The amendment to phase out old-growth logging has been in the works since 2014. It takes effect in 30 days.
A new forecast says current plans for logging younger Tongass trees will not provide enough wood to maintain the region’s timber industry. But a more aggressive approach might.
About half of the timber cut in the Tongass National Forest is shipped in the round. When all that unmilled timber leaves the region, potential jobs leave with it.
Two Oregon researchers, one an industry consultant and the other an environmental activist, say the transition to harvesting younger trees can happen within five years, a half to a third of what the Forest Service expects.
Can Southeast’s timber industry survive while only logging second-growth forests? An Oregon research group says it can. And it could happen sooner than many expect.

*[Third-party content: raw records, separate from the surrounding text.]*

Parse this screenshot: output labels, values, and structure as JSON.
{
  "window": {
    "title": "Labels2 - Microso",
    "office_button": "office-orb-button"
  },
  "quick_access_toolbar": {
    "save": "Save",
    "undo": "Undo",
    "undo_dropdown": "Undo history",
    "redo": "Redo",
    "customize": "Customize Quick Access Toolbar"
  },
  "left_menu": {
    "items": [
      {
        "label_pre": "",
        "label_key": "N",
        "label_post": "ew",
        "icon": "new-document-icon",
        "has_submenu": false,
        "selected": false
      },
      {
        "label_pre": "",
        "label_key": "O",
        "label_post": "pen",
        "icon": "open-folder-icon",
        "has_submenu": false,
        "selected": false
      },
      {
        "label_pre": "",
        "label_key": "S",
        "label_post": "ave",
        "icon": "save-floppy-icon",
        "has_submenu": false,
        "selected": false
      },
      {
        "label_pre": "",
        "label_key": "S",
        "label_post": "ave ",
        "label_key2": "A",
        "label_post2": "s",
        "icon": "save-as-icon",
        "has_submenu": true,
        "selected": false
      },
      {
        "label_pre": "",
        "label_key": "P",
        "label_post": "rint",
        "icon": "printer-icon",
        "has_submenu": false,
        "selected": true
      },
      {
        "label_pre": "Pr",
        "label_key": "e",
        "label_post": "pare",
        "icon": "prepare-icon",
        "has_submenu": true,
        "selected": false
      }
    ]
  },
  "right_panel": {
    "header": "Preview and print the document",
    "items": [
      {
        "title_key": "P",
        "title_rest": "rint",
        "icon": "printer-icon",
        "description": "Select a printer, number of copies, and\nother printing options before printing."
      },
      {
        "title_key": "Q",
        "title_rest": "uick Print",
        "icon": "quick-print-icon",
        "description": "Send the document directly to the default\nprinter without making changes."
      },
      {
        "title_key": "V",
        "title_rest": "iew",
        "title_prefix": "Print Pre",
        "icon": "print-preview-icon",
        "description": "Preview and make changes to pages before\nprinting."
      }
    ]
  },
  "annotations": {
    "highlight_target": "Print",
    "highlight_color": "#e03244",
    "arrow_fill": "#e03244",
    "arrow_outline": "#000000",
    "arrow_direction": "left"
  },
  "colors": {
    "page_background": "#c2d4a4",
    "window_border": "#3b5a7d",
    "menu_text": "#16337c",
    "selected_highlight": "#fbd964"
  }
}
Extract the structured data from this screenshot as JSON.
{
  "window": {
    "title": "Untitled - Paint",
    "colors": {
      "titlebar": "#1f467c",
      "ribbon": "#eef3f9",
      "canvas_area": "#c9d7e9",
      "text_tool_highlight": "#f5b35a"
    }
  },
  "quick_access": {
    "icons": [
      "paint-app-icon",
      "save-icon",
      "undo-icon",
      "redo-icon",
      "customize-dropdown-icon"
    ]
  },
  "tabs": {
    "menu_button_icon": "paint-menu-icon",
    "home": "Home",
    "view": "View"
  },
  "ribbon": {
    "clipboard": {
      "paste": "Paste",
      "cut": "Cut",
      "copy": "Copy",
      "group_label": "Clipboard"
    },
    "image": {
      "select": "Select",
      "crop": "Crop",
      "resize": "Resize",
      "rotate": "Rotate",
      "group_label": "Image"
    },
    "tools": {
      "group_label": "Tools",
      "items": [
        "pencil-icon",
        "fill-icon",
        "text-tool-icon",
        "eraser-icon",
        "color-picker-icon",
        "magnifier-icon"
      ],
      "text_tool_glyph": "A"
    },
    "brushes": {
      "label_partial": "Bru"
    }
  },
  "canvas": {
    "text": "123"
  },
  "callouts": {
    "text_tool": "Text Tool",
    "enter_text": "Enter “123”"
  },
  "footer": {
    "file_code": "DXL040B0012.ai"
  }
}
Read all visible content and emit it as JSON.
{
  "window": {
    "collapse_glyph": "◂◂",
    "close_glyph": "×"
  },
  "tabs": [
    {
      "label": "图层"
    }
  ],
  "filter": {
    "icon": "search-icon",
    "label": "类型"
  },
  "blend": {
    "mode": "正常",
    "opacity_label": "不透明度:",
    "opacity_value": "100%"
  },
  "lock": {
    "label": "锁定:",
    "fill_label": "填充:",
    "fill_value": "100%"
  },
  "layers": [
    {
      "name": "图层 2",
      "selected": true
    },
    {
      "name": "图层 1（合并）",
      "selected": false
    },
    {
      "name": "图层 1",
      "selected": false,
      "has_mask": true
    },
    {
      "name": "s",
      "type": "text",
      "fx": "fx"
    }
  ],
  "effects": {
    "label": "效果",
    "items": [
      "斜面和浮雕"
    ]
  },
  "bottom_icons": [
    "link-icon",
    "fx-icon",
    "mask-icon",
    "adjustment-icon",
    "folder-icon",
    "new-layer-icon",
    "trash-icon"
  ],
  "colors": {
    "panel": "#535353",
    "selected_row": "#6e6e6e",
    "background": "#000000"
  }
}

Both loggers and environmentalists are frustrated by the Forest Service’s shift, which is expected to take 10 to 15 years.